Buzzfeed breaks UK ad rules with misleading advert
BuzzFeed employees at work at the company's headquarters in New York Reuters

BuzzFeed has broken UK advertising rules for failing to clarify that the article titled 14 Laundry Fails We've All Experienced, was in reality, an advertorial piece paid for, by the dye brand Dylon. This is the first time that BuzzFeed has glitched up with regards to advertorial laws.

The Advertising Standards Authority (ASA) received a complaint regarding BuzzFeed's advertorial, which said that it broke the UK advertising code for failing to mention that it was a marketing write-up. The article was a classic BuzzFeed-style listicle that went on to feature pictures and various social media posts describing common and amusing laundry disasters.

It also displayed social media posts from Henkel-owned Dylan's Colour Catcher Facebook page, ending the article with the line: "It's at times like these we are thankful that Dylon Colour Catcher is there to save us from ourselves. You lose, little red sock!"

BuzzFeed has defended its advertising practices by pointing out that a lack of clarity and dearth of ASA rulings in local advertorial matters, had led the company to use the advertising practices of the US as a guideline on how best to label adverts in the UK. The publisher also said that, on the company's homepage, where the article was mostly promoted, it ran with a label "promoted by" that highlighted Dylan's name and logo. The article also added the text "Dylan Brand Publisher" next to any mention of Dylan's Colour Catcher product. BuzzFeed maintained that the labels used clearly differentiated the article's advertorial style from its other editorial content, which usually displays a reporter's name, picture and a byline.

Although the ASA agreed with BuzzFeed on its homepage's labelling strategy, it still maintained that the company had failed to make it "immediately clear" that the article was an advertorial. It also said that since readers could access the article from other social media platforms, labelling only the homepage could not be deemed enough. The watchdog said: "We further noted that the web page was very long and visitors to it would therefore not see the reference to Dylon Colour Catcher at the bottom of the page until they had already engaged with the content."

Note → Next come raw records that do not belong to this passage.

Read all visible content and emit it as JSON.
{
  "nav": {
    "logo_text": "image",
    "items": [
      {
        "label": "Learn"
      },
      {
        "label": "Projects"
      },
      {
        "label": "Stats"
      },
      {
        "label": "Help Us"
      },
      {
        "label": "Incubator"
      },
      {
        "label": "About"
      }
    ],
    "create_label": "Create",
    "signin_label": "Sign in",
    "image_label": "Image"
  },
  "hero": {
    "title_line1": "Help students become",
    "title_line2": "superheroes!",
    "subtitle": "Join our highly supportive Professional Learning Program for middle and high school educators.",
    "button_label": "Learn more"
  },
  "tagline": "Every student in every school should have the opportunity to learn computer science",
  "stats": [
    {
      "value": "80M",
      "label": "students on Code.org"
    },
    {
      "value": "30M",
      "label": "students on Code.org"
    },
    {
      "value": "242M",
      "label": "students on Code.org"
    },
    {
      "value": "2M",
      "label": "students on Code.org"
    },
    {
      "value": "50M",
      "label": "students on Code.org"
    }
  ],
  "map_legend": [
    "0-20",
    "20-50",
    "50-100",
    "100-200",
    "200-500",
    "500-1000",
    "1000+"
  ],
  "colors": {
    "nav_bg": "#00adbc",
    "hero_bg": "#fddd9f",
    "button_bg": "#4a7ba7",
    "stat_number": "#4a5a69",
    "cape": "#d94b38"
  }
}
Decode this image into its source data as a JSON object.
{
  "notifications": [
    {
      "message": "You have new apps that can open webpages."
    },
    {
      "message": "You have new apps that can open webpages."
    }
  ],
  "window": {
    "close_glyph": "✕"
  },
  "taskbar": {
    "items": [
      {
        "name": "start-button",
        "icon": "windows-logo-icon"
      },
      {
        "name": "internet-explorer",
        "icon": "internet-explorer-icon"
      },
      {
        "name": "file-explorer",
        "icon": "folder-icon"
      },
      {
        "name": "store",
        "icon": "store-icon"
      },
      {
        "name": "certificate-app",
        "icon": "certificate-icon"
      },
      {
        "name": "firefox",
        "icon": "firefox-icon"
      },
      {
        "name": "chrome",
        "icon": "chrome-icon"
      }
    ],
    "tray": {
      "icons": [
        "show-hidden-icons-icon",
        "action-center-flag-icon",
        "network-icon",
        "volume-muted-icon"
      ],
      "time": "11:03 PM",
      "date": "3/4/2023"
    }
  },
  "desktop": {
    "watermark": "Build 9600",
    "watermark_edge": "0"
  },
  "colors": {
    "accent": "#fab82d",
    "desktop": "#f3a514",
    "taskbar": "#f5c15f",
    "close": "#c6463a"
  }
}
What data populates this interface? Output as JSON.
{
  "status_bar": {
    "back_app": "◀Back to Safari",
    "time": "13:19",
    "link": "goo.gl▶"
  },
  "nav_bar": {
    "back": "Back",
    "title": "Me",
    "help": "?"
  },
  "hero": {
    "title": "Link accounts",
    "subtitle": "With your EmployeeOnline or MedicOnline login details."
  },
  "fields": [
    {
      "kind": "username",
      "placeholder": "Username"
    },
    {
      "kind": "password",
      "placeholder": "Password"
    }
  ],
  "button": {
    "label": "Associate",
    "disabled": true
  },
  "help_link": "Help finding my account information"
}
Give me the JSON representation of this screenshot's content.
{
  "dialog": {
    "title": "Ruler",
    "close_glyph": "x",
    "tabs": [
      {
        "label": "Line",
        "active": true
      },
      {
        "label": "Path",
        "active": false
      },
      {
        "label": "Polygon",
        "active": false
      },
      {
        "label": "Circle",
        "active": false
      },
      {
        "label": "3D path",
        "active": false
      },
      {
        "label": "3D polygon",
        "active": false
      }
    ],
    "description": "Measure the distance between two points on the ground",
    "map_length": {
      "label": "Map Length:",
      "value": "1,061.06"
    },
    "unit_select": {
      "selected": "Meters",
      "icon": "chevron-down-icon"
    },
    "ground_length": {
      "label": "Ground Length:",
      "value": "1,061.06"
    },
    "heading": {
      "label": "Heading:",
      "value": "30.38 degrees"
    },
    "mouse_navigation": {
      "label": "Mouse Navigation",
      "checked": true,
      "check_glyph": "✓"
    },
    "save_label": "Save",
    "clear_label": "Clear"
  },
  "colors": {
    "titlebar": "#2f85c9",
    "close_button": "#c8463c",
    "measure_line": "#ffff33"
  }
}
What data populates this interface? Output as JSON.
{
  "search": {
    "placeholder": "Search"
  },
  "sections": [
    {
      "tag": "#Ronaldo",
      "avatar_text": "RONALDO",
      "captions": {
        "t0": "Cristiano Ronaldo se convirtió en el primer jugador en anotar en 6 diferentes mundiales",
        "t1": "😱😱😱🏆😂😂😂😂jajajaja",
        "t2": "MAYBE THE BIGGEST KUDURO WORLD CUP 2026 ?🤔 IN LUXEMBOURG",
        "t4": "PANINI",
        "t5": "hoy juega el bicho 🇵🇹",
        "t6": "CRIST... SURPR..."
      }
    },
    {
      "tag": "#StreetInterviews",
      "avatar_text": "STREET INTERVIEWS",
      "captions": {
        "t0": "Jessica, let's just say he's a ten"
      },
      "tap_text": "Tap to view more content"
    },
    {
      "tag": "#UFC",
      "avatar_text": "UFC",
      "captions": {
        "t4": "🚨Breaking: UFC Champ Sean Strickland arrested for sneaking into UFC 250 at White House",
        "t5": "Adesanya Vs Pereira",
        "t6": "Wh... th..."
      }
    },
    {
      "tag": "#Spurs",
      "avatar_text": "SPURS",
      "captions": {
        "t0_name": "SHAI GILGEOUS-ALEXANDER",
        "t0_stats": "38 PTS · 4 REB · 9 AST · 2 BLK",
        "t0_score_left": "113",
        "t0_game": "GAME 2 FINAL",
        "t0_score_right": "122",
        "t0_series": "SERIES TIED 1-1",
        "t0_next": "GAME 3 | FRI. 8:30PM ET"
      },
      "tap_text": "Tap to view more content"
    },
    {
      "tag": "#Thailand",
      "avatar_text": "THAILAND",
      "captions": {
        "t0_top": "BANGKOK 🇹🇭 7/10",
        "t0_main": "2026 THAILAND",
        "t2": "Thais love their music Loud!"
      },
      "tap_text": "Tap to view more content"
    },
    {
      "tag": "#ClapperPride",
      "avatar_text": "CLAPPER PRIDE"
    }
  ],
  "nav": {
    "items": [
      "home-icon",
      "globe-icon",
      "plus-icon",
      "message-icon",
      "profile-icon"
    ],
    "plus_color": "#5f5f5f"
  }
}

"The ad must not appear again in its current form", the ASA has said it its final ruling. Both Henkel and BuzzFeed have been warned by the watchdog to ensure that any future advertorials are better labelled, making ads "obviously identifiable as marketing communications".